Have you ever wondered what Pride and Prejudice has to do with talent acquisition? No? To be honest, I’d be surprised if you had.
As you read through this post, you might-well find the Pride and Prejudice parallels odd coming from a man known widely as “bigtalljohn.” But I shamelessly admit, perhaps nudged by several of the female influences in my life, I have read and enjoyed Jane Austen’s literary classic and I think there a few great takeaways we can learn from the tenacious Elizabeth Bennet.
There’s a scene in Pride and
Prejudice where Caroline Bingley and Mr. Darcy list all the qualities of an
accomplished woman. She is a woman who carries herself with style and grace,
mastered in the arts of music, singing, dancing, drawing and the modern
languages. And, of course, she’s an avid reader.
Hearing this description, Lizzie Bennet retorts, “I never saw such a woman. She would certainly be a fearsome thing to behold.”
This same problem exists in many organizations when it comes to hiring new talent. It’s every hiring manager’s dream to find the perfect candidate – someone who not only meets, but surpasses all the prerequisites, who is ready to take off on day one without any training and continues on as a performance superstar.
The problem, as Lizzie says, is that perfect does not exist.
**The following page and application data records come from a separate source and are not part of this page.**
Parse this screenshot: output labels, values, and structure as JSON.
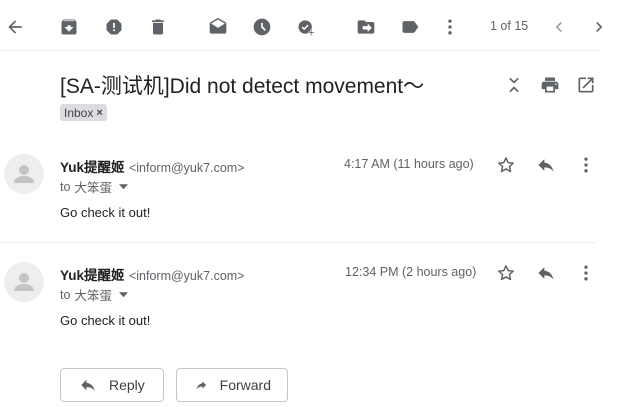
{
  "toolbar": {
    "icons": [
      "back-arrow-icon",
      "archive-icon",
      "report-spam-icon",
      "delete-icon",
      "mark-unread-icon",
      "snooze-icon",
      "add-task-icon",
      "move-to-icon",
      "label-icon",
      "more-vertical-icon"
    ],
    "pager_text": "1 of 15"
  },
  "subject": {
    "title": "[SA-测试机]Did not detect movement～",
    "label": "Inbox",
    "label_remove": "×"
  },
  "messages": [
    {
      "sender_name": "Yuk提醒姬",
      "sender_email": "<inform@yuk7.com>",
      "to_prefix": "to",
      "to_name": "大笨蛋",
      "timestamp": "4:17 AM (11 hours ago)",
      "body": "Go check it out!"
    },
    {
      "sender_name": "Yuk提醒姬",
      "sender_email": "<inform@yuk7.com>",
      "to_prefix": "to",
      "to_name": "大笨蛋",
      "timestamp": "12:34 PM (2 hours ago)",
      "body": "Go check it out!"
    }
  ],
  "actions": {
    "reply_label": "Reply",
    "forward_label": "Forward"
  },
  "colors": {
    "icon": "#5f6368",
    "text": "#202124",
    "chip": "#dadce0"
  }
}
There has never been a perfect candidate and there never will be.
As Ira Wolfe says in his article on ERE.net, “The best any manager could hope for is the candidate who has many of the essential skills and experiences, lots of potential, a willingness to learn and develop continuously, and is engaged with and by the culture.”
The problem with ‘perfect fit’ syndrome
Many organizations fall prey to the perfect fit syndrome – finding a candidate that checks every skill and experience box on the job description. This is leading to negative consequences for organizations and job seekers alike.
In a recent article, The Wall Street Journal revealed that it is taking companies 25 working days to fill vacant positions – a 13-year high! In extreme cases, positions are never filled. This is especially stark with high unemployment rates that are still recovering from the 2008 global recession.
It’s tempting for hiring managers to point the blame at the poor quality of job applicants, although this is totally unfair. Like Mr. Darcy’s pride and Lizzie’s prejudice, this is a two part equation. Add in the growing epidemic of recruiting passive candidates, i.e. people already working in the industry who will theoretically require less training, and job applicants are left feeling disillusioned and hopeless.
Hiring for cultural fit, not perfect fit
The existing skills and experience of a job candidate are only part of the equation. Managers need to be held accountable for finding high-potential candidates AND developing them to their full potential. Being a people manager includes coaching and developing your employees and helping them grow in their role, and in their careers, at your organization.
The other part of the equation that can’t be overlooked is culture. The effect of congruence, i.e. the fit between personality and organization has enormous impact for both organizations and employees.
A meta-analysis conducted by Kristof-Brown showed that employees who felt aligned with the values and goals of their organization had higher job satisfaction and identified more with the company. These employees showed superior job performance and reported they were more likely to remain with their organization. What does this mean for your organization? Happy, engaged, and productive employees who are more likely to stay with the company over time and work hard to help achieve organizational goals.
With this in mind, even the applicant who appears most ‘qualified’ can perform poorly if a good cultural fit is lacking. Take Mr. Wickham for example. He ticked off all the boxes of what Lizzie thought she wanted in a man: He was handsome, charming and amiable and they quickly developed an attachment to each other. However, in the end, Wickham’s shallow values would have proved disastrous matched with Lizzie’s cleverness and sensibility.
Ensuring a new-hire happily ever after
It’s time for organizations to give up on the perfect fit syndrome. I’m not suggesting in any way that companies lower their standards. Setting a high bar is essential – your organization shouldn’t settle for a Mr. Collins. But the height the bar is placed at needs to be realistic. Taking the time to find and invest in high-potential candidate who will flourish in your organization’s culture is best way to secure a happy, productive, long-term work relationship and ensure a happily ever after (almost) as epic and enduring as Lizzie and Mr. Darcy’s.